The onset of the Covid-19 pandemic in March 2020 created unprecedented chaos and challenges for super yacht owners and operators.
For much of the year, many countries remained closed to vessels. Cruising into 2021 the uncertainty continues. The impact of the emergence and subsequent spread of several Covid-19 variants that are more transmissible and render some vaccines less effective on cruising restrictions is as yet unknown. Although, vaccination programmes across the globe are picking up speed there still remains a degree of uncertainty as to whether we’ll see smoother sailing for yacht owners and operators later in the year.
What is certain however, is that pre-departure preparation and planning is more important than ever.
Vessels should anticipate and prepare for the eventuality of different rules on arrival to those expected. These could include additional bio-security protocols, including testing and quarantine as well as the unforeseen closure of ports of entry or maritime borders.
Each month, Dryad Global publishes and distributes a Pegasus Serve Global Security Summary to its superyacht clients. Our detailed overview of maritime security risks for each region and country includes:
Alongside maritime threat analysis, we provide detailed analysis of risks ashore for each country. Within the risk analysis, specific operational and security recommendations for each region and country are included to give clients peace of mind, even when operating in high risk areas.
Caribbean & South America
In the Caribbean and South America, countries are increasingly opening to yachts and have bio-security measures in place for arriving vessels, although some are still shuffling rules and tweaking procedures. Arrival protocols vary in some countries dependent on whether vessels have arrived from within the CARICOM travel bubble, while others favour vessels of certain flag nations. In some countries, such as the Dominican Republic, yachts can still enter with no COVID-19 testing required. Belize opened its maritime borders in February and there are now biosecurity and protocols in place for arriving vessels and designated ports of entry. Trinidad and Tobago, however, remains closed to yachts with no indication as to when the situation may change.

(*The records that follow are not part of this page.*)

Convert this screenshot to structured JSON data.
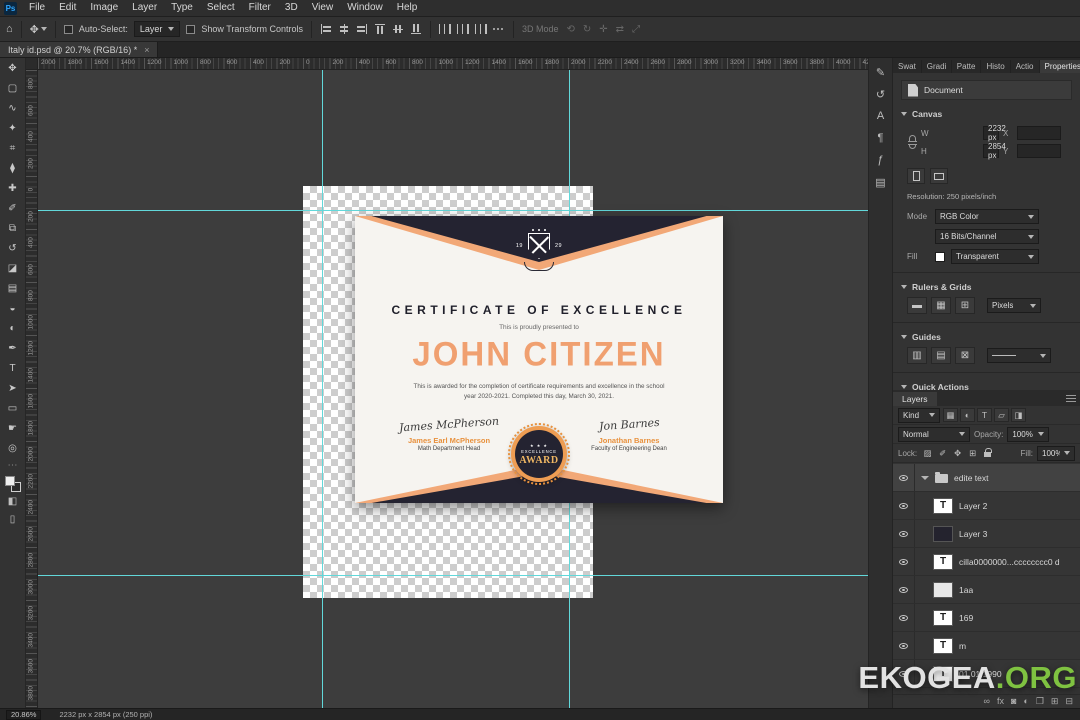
{
  "app": {
    "icon_label": "Ps",
    "menu": [
      "File",
      "Edit",
      "Image",
      "Layer",
      "Type",
      "Select",
      "Filter",
      "3D",
      "View",
      "Window",
      "Help"
    ],
    "options": {
      "auto_select_label": "Auto-Select:",
      "auto_select_value": "Layer",
      "show_transform_label": "Show Transform Controls",
      "mode_3d_label": "3D Mode"
    },
    "tab": {
      "title": "Italy id.psd @ 20.7% (RGB/16) *",
      "close": "×"
    },
    "status": {
      "zoom": "20.86%",
      "doc": "2232 px x 2854 px (250 ppi)"
    }
  },
  "rulers": {
    "top": [
      "2000",
      "1800",
      "1600",
      "1400",
      "1200",
      "1000",
      "800",
      "600",
      "400",
      "200",
      "0",
      "200",
      "400",
      "600",
      "800",
      "1000",
      "1200",
      "1400",
      "1600",
      "1800",
      "2000",
      "2200",
      "2400",
      "2600",
      "2800",
      "3000",
      "3200",
      "3400",
      "3600",
      "3800",
      "4000",
      "4200"
    ],
    "left": [
      "800",
      "600",
      "400",
      "200",
      "0",
      "200",
      "400",
      "600",
      "800",
      "1000",
      "1200",
      "1400",
      "1600",
      "1800",
      "2000",
      "2200",
      "2400",
      "2600",
      "2800",
      "3000",
      "3200",
      "3400",
      "3600",
      "3800"
    ]
  },
  "icons": {
    "toolbar": [
      "move",
      "rect-marquee",
      "lasso",
      "quick-select",
      "crop",
      "eyedropper",
      "spot-healing",
      "brush",
      "clone-stamp",
      "history-brush",
      "eraser",
      "gradient",
      "blur",
      "dodge",
      "pen",
      "type",
      "path-select",
      "shape",
      "hand",
      "zoom"
    ],
    "options_align": [
      "align-left",
      "align-h-center",
      "align-right",
      "align-top",
      "align-v-center",
      "align-bottom"
    ],
    "options_distribute": [
      "distribute-horizontal",
      "distribute-vertical",
      "distribute-gaps"
    ],
    "options_3d": [
      "3d-rotate",
      "3d-roll",
      "3d-pan",
      "3d-slide",
      "3d-scale"
    ],
    "right_strip": [
      "edit-pencil",
      "history",
      "character",
      "paragraph",
      "glyphs",
      "libraries"
    ],
    "layer_filters": [
      "filter-pixel",
      "filter-adjustment",
      "filter-type",
      "filter-shape",
      "filter-smart"
    ],
    "locks": [
      "lock-transparent",
      "lock-pixels",
      "lock-position",
      "lock-artboard",
      "lock-all"
    ],
    "rulers_grids": [
      "ruler-toggle",
      "grid-toggle",
      "snap-toggle"
    ],
    "guides_icons": [
      "new-guide-layout",
      "lock-guides",
      "clear-guides"
    ],
    "layers_footer": [
      "link-layers",
      "layer-effects",
      "layer-mask",
      "adjustment-layer",
      "layer-group",
      "new-layer",
      "delete-layer"
    ]
  },
  "panels": {
    "tabs": [
      "Swat",
      "Gradi",
      "Patte",
      "Histo",
      "Actio",
      "Properties"
    ],
    "properties": {
      "doc_label": "Document",
      "canvas_label": "Canvas",
      "w_label": "W",
      "w_value": "2232 px",
      "x_label": "X",
      "h_label": "H",
      "h_value": "2854 px",
      "y_label": "Y",
      "resolution": "Resolution: 250 pixels/inch",
      "mode_label": "Mode",
      "mode_value": "RGB Color",
      "depth_value": "16 Bits/Channel",
      "fill_label": "Fill",
      "fill_value": "Transparent",
      "rulers_grids_label": "Rulers & Grids",
      "rulers_unit_value": "Pixels",
      "guides_label": "Guides",
      "quick_actions_label": "Quick Actions"
    },
    "layers": {
      "tab_label": "Layers",
      "kind_label": "Kind",
      "blend_value": "Normal",
      "opacity_label": "Opacity:",
      "opacity_value": "100%",
      "lock_label": "Lock:",
      "fill_label": "Fill:",
      "fill_value": "100%",
      "rows": [
        {
          "kind": "group",
          "label": "edite text"
        },
        {
          "kind": "text",
          "label": "Layer 2"
        },
        {
          "kind": "image-dark",
          "label": "Layer 3"
        },
        {
          "kind": "text",
          "label": "cilla0000000...cccccccc0 d"
        },
        {
          "kind": "image-light",
          "label": "1aa"
        },
        {
          "kind": "text",
          "label": "169"
        },
        {
          "kind": "text",
          "label": "m"
        },
        {
          "kind": "text",
          "label": "01.01.1990"
        }
      ]
    }
  },
  "certificate": {
    "year_left": "19",
    "year_right": "29",
    "title": "CERTIFICATE OF EXCELLENCE",
    "subtitle": "This is proudly presented to",
    "name": "JOHN CITIZEN",
    "body1": "This is awarded for the completion of certificate requirements and excellence in the school",
    "body2": "year 2020-2021. Completed this day, March 30, 2021.",
    "sig_left_script": "James McPherson",
    "sig_left_name": "James Earl McPherson",
    "sig_left_title": "Math Department Head",
    "sig_right_script": "Jon Barnes",
    "sig_right_name": "Jonathan Barnes",
    "sig_right_title": "Faculty of Engineering Dean",
    "seal_stars": "★ ★ ★",
    "seal_line1": "EXCELLENCE",
    "seal_line2": "AWARD"
  },
  "watermark": {
    "left": "EKOGEA",
    "right": ".ORG"
  }
}
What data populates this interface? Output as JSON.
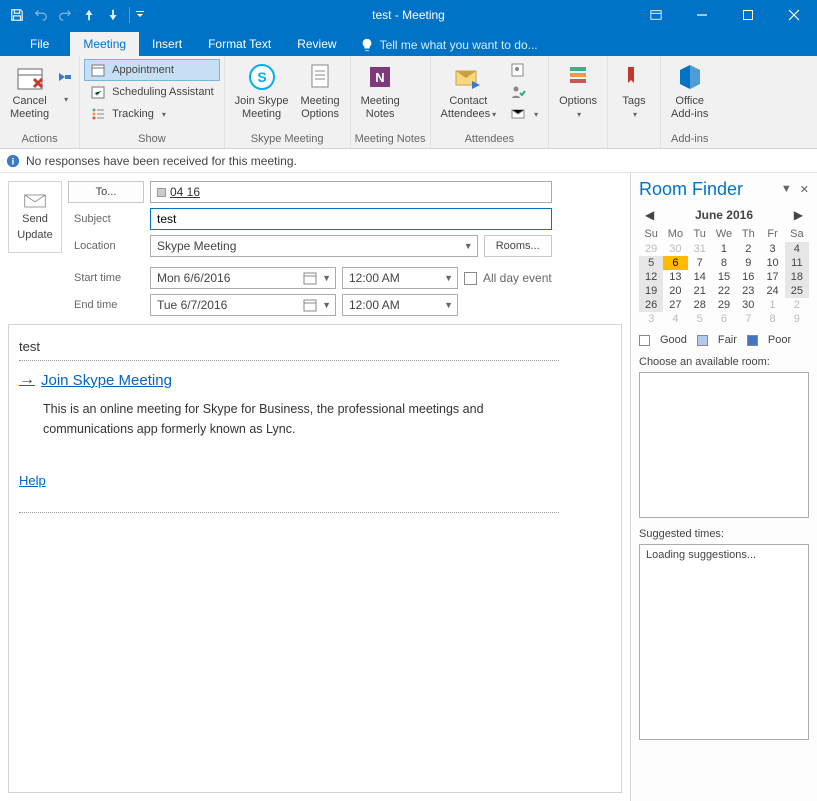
{
  "titlebar": {
    "title": "test - Meeting"
  },
  "tabs": {
    "file": "File",
    "meeting": "Meeting",
    "insert": "Insert",
    "format": "Format Text",
    "review": "Review",
    "tellme": "Tell me what you want to do..."
  },
  "ribbon": {
    "actions": {
      "cancel": "Cancel\nMeeting",
      "group": "Actions"
    },
    "show": {
      "appointment": "Appointment",
      "scheduling": "Scheduling Assistant",
      "tracking": "Tracking",
      "group": "Show"
    },
    "skype": {
      "join": "Join Skype\nMeeting",
      "options": "Meeting\nOptions",
      "group": "Skype Meeting"
    },
    "notes": {
      "meeting_notes": "Meeting\nNotes",
      "group": "Meeting Notes"
    },
    "attendees": {
      "contact": "Contact\nAttendees",
      "group": "Attendees"
    },
    "options": {
      "options": "Options"
    },
    "tags": {
      "tags": "Tags"
    },
    "addins": {
      "office": "Office\nAdd-ins",
      "group": "Add-ins"
    }
  },
  "infobar": {
    "msg": "No responses have been received for this meeting."
  },
  "form": {
    "send": {
      "l1": "Send",
      "l2": "Update"
    },
    "to_label": "To...",
    "to_value": "04 16",
    "subject_label": "Subject",
    "subject_value": "test",
    "location_label": "Location",
    "location_value": "Skype Meeting",
    "rooms_btn": "Rooms...",
    "start_label": "Start time",
    "start_date": "Mon 6/6/2016",
    "start_time": "12:00 AM",
    "end_label": "End time",
    "end_date": "Tue 6/7/2016",
    "end_time": "12:00 AM",
    "allday": "All day event"
  },
  "body": {
    "heading": "test",
    "skype_link": "Join Skype Meeting",
    "desc": "This is an online meeting for Skype for Business, the professional meetings and communications app formerly known as Lync.",
    "help": "Help"
  },
  "pane": {
    "title": "Room Finder",
    "month": "June 2016",
    "dow": [
      "Su",
      "Mo",
      "Tu",
      "We",
      "Th",
      "Fr",
      "Sa"
    ],
    "weeks": [
      [
        {
          "n": 29,
          "cls": "off"
        },
        {
          "n": 30,
          "cls": "off"
        },
        {
          "n": 31,
          "cls": "off"
        },
        {
          "n": 1
        },
        {
          "n": 2
        },
        {
          "n": 3
        },
        {
          "n": 4,
          "cls": "range"
        }
      ],
      [
        {
          "n": 5,
          "cls": "range"
        },
        {
          "n": 6,
          "cls": "today"
        },
        {
          "n": 7
        },
        {
          "n": 8
        },
        {
          "n": 9
        },
        {
          "n": 10
        },
        {
          "n": 11,
          "cls": "range"
        }
      ],
      [
        {
          "n": 12,
          "cls": "range"
        },
        {
          "n": 13
        },
        {
          "n": 14
        },
        {
          "n": 15
        },
        {
          "n": 16
        },
        {
          "n": 17
        },
        {
          "n": 18,
          "cls": "range"
        }
      ],
      [
        {
          "n": 19,
          "cls": "range"
        },
        {
          "n": 20
        },
        {
          "n": 21
        },
        {
          "n": 22
        },
        {
          "n": 23
        },
        {
          "n": 24
        },
        {
          "n": 25,
          "cls": "range"
        }
      ],
      [
        {
          "n": 26,
          "cls": "range"
        },
        {
          "n": 27
        },
        {
          "n": 28
        },
        {
          "n": 29
        },
        {
          "n": 30
        },
        {
          "n": 1,
          "cls": "off"
        },
        {
          "n": 2,
          "cls": "off"
        }
      ],
      [
        {
          "n": 3,
          "cls": "off"
        },
        {
          "n": 4,
          "cls": "off"
        },
        {
          "n": 5,
          "cls": "off"
        },
        {
          "n": 6,
          "cls": "off"
        },
        {
          "n": 7,
          "cls": "off"
        },
        {
          "n": 8,
          "cls": "off"
        },
        {
          "n": 9,
          "cls": "off"
        }
      ]
    ],
    "legend": {
      "good": "Good",
      "fair": "Fair",
      "poor": "Poor"
    },
    "rooms_label": "Choose an available room:",
    "sugg_label": "Suggested times:",
    "sugg_loading": "Loading suggestions..."
  }
}
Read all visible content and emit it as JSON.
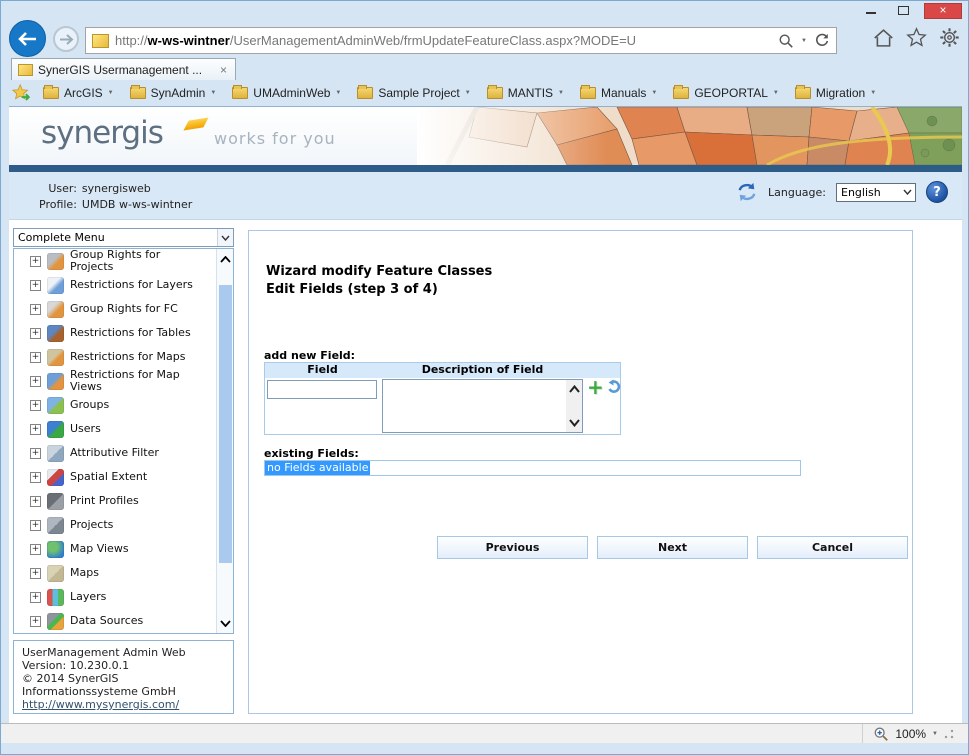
{
  "icons": {
    "close_window": "×",
    "tab_close": "×",
    "caret_down": "▼",
    "plus": "+",
    "help": "?"
  },
  "browser": {
    "url_scheme": "http://",
    "url_host": "w-ws-wintner",
    "url_path": "/UserManagementAdminWeb/frmUpdateFeatureClass.aspx?MODE=U",
    "tab_title": "SynerGIS Usermanagement ...",
    "favorites": [
      "ArcGIS",
      "SynAdmin",
      "UMAdminWeb",
      "Sample Project",
      "MANTIS",
      "Manuals",
      "GEOPORTAL",
      "Migration"
    ],
    "status_zoom": "100%"
  },
  "banner": {
    "logo": "synergis",
    "tagline": "works for you"
  },
  "app_header": {
    "user_label": "User:",
    "user_value": "synergisweb",
    "profile_label": "Profile:",
    "profile_value": "UMDB w-ws-wintner",
    "language_label": "Language:",
    "language_value": "English"
  },
  "sidebar": {
    "menu_filter": "Complete Menu",
    "items": [
      {
        "label": "Group Rights for Projects",
        "icon_style": "background:linear-gradient(135deg,#b9bec4 40%,#e2953e 60%)"
      },
      {
        "label": "Restrictions for Layers",
        "icon_style": "background:linear-gradient(135deg,#eef2f6 40%,#6f9fd8 60%)"
      },
      {
        "label": "Group Rights for FC",
        "icon_style": "background:linear-gradient(135deg,#d8d8d8 35%,#e2953e 60%)"
      },
      {
        "label": "Restrictions for Tables",
        "icon_style": "background:linear-gradient(135deg,#5b87c5 40%,#a8622d 60%)"
      },
      {
        "label": "Restrictions for Maps",
        "icon_style": "background:linear-gradient(135deg,#cfc49e 45%,#e2953e 60%)"
      },
      {
        "label": "Restrictions for Map Views",
        "icon_style": "background:linear-gradient(135deg,#6f9fd8 45%,#e2953e 60%)"
      },
      {
        "label": "Groups",
        "icon_style": "background:linear-gradient(135deg,#7fb2e5 45%,#8cc152 55%)"
      },
      {
        "label": "Users",
        "icon_style": "background:linear-gradient(135deg,#3d7fd0 45%,#39a845 55%)"
      },
      {
        "label": "Attributive Filter",
        "icon_style": "background:linear-gradient(135deg,#c9d4de 50%,#8fa8bf 50%)"
      },
      {
        "label": "Spatial Extent",
        "icon_style": "background:linear-gradient(135deg,#e5e9ee 35%,#cc4444 35%,#cc4444 62%,#4466cc 62%)"
      },
      {
        "label": "Print Profiles",
        "icon_style": "background:linear-gradient(135deg,#6a6f75 50%,#9aa0a6 50%)"
      },
      {
        "label": "Projects",
        "icon_style": "background:linear-gradient(135deg,#aeb6bf 50%,#7d8791 50%)"
      },
      {
        "label": "Map Views",
        "icon_style": "background:radial-gradient(circle at 35% 35%,#6fc06f 30%,#2f7fd0 75%)"
      },
      {
        "label": "Maps",
        "icon_style": "background:linear-gradient(135deg,#d9d2b4 50%,#c2b894 50%)"
      },
      {
        "label": "Layers",
        "icon_style": "background:linear-gradient(90deg,#d9534f 33%,#5bc0de 33%,#5bc0de 66%,#5cb85c 66%)"
      },
      {
        "label": "Data Sources",
        "icon_style": "background:linear-gradient(135deg,#8d959d 40%,#49b84f 40%,#49b84f 60%,#e8a33d 60%)"
      }
    ],
    "about": {
      "line1": "UserManagement Admin Web",
      "line2": "Version: 10.230.0.1",
      "line3": "© 2014 SynerGIS",
      "line4": "Informationssysteme GmbH",
      "link": "http://www.mysynergis.com/"
    }
  },
  "wizard": {
    "title_line1": "Wizard modify Feature Classes",
    "title_line2": "Edit Fields (step 3 of 4)",
    "add_field_label": "add new Field:",
    "col_field": "Field",
    "col_description": "Description of Field",
    "field_input_value": "",
    "description_input_value": "",
    "existing_label": "existing Fields:",
    "existing_value": "no Fields available",
    "btn_previous": "Previous",
    "btn_next": "Next",
    "btn_cancel": "Cancel"
  },
  "colors": {
    "selection_bg": "#3399ff",
    "banner_bar_blue": "#2d5c88",
    "chrome_bg": "#d5e5f4",
    "close_button_red": "#d94747",
    "logo_swoosh_yellow": "#f0a200",
    "header_band_blue": "#d9e8f6",
    "table_header_blue": "#d6e9fb"
  }
}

Maritime security events reported in the Caribbean this month included a spate of thefts in St Maartin, a late report of an attempted boarding of a yacht in December off the north eastern coast of Dominica, and a reported rise in recent months of attacks on local fishermen in Belize. However, no incidents involving yachts have been reported.
In the Mediterranean, Turkey remains open to yachts as long as negative Covid test areas can be provided. All yachts transiting the Mediterranean should continue to be aware of the migrant crisis that is driving illegal immigration to the EU and should have procedures in place to take action if they encounter a migrant vessel. Greece is currently closed to yachts and there are reports that vessels will be fined for sailing in Greek waters without permission. The conflict in Libya continues to influence the maritime security narrative in the central and Eastern Mediterranean, although the maritime domain is relatively benign compared to the risks ashore. Morocco and Algeria remain closed as destinations for yachts.
In the Middle East, the UAE remains open to yachts with testing required prior to entry and quarantine potentially required in the event of a positive test. Israel remains closed to yachts in line with the countrywide ban on foreign nationals entering Israel. The seeming success of the country’s vaccine programme may lead to a change in regulations in the coming months.
This month, an explosion was reported in the Gulf of Oman. The vessel, a Vehicle Carrier MV HELIOS RAY, was bound for Singapore having departed Dammam in Saudi Arabia. Precise details of the event remain unclear. However, it is possibly the result of asymmetric activity by Iranian military and may be associated with Iran’s anxiety about improving relations between Israel and multiple Gulf States.
Indian Subcontinent Region
In the Indian Subcontinent region, Sri Lanka and India remain closed to yachts with both countries restricting access primarily to nationals and those who meet specific criteria. The Maldives remains open for yachts. Arriving vessels are expected to present a negative Covid test and domestic cruising is currently restricted.
In East Africa, Tanzania, Kenya, and Djibouti are understood to be open to yachts with biosecurity protocols in place. While piracy off the coast of Somalia remains dormant, unsettled economic and political conditions in the country mean that it could re-emerge as an issue in 2021. Yacht owners and operators are reminded that they should inform MSCHOA and UKMTO if transiting the HRA.
South East Asia
In SE Asia, the fallout from the military coup in Myanmar continues to create uncertainty within the country. Thailand is permitting yachts to enter, provided they observe a 14-day quarantine. Vietnam and Singapore remain closed. In February, two further maritime security incidents were observed in the Singapore Strait. Incidents in this region have been on an upward trajectory since 2020, with little sign of them abating. Singapore remains open for yachts, although crew changes are currently not permitted.